Rep. Sander M. Levin, D-Mich., introduced legislation March 14 that would endeavor to do this by dividing the states into six “interregions” that would include at least one state from each of six geographic areas of the nation. The six interregions would hold their primary and caucus voting in regular intervals between early March and early June of the presidential election year.
The first interregion to vote would be determined by lot and would cast ballots on the second Tuesday in March of the presidential election year. The next interregion would vote three weeks after the first region; each subsequent interregion would vote two or three weeks later, until the sixth and final grouping of states.
This legislation is a timely response to the rampant leap-frogging we've seen from several states in just the last few weeks, leading to a de facto national primary of sorts in late January/early February - benefitting those candidates with the most money. I don't like the idea of regional primaries either, since it's possible that a candidate may garner enough delegates to win the nomination before even having to appeal to an entire geographic region, if not several.
I think this bill sets the right balance across geopolitical lines, between big and large states, and eliminates or at least lessens the impact of states who hold their primaries and caucuses first.

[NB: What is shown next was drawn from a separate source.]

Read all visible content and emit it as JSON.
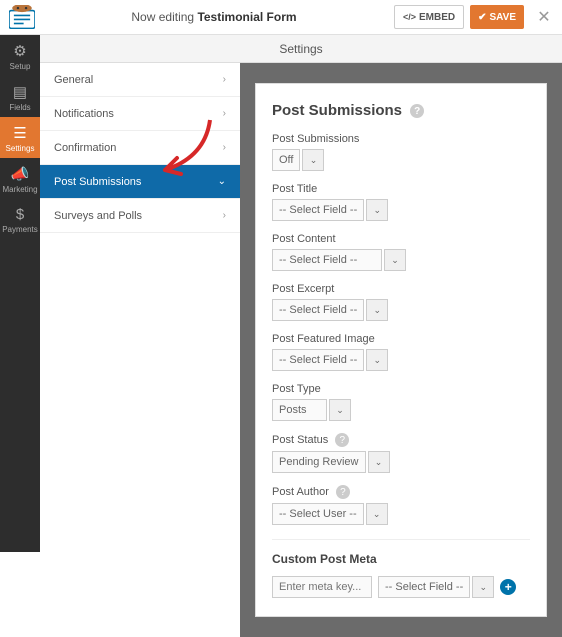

The question now is whether there's enough political will to pass such a major overhaul.